WILMINGTON – If you are unfortunate enough to endure a violent crime, particularly rape, the least you should expect is for law enforcement to carry out justice to its end. A woman raped in Wilmington in 1996, though she had a rape kit completed, waited in vain as it collected dust for more than 20 years “due to regulations.”
From the Port City Daily:
“It’s been more than 20 years since the Wilmington Police Department collected evidence in a rape investigation — that rape kit sat on a shelf at the police department from 1996 until October of 2018.
Then, the DNA was finally tested. The Wilmington Police Department received the results to the collected DNA about three weeks ago, and today, a New Hanover County grand jury indicted Wayne Edward Soller, age 61 of Deltona, Florida in the rape along with several other crimes.
“In 1996 we believe that Soller broke into a young woman’s apartment, threatened her life and raped her while he was here in Wilmington visiting for work. A rape kit was completed, but due to regulations at that time, we were not able to submit that for analysis,” Chief of Police Ralph Evangelous said during a press conference Monday. […]”
For two decades that test sat untested, but while the ‘regulations’ excuse seems inexcusable when the context is a potential rapist on the loose, there really were rules that dictated that kit not be tested. The rules said that unless a suspect had been identified the kits were unavailable for testing. As a result 15,000 untested kits piled up across the state.
This problem of unprocessed rape kits has been building ever since Governor Roy Cooper was then attorney general. Plans to reduce the backlog proved empty, and the same is proving true for current NC Attorney General Josh Stein.

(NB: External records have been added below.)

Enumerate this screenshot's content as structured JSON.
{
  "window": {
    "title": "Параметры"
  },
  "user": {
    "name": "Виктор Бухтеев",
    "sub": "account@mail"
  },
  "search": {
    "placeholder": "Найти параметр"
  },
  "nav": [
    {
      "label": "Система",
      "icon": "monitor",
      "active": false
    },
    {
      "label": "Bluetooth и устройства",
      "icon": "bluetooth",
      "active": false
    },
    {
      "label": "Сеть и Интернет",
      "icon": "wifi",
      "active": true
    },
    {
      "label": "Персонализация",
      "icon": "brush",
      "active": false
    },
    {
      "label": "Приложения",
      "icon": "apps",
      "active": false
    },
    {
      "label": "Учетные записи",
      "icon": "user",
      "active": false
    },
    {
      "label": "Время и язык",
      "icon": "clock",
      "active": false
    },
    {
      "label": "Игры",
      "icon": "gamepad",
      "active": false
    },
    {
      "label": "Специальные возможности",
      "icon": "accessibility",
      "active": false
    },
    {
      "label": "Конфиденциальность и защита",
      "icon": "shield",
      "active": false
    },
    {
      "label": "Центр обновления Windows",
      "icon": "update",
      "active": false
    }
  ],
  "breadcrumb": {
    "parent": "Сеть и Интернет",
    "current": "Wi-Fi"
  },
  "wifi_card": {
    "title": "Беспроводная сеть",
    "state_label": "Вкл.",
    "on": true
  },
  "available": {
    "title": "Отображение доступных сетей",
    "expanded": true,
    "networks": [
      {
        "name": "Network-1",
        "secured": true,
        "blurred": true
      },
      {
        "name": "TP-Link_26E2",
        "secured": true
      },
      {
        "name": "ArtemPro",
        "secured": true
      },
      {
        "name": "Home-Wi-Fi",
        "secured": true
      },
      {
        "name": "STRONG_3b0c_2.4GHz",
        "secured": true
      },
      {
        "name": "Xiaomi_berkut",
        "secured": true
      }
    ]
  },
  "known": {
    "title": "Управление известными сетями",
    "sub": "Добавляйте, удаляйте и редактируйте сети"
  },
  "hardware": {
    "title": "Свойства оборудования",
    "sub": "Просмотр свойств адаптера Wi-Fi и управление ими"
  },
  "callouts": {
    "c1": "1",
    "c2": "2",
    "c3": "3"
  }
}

With 15,000 untested kits, imagine all the crimes that would be solved if the unintended consequences of bureaucracy could be avoided.
Read more about this case and the potential for others like it at Port City Daily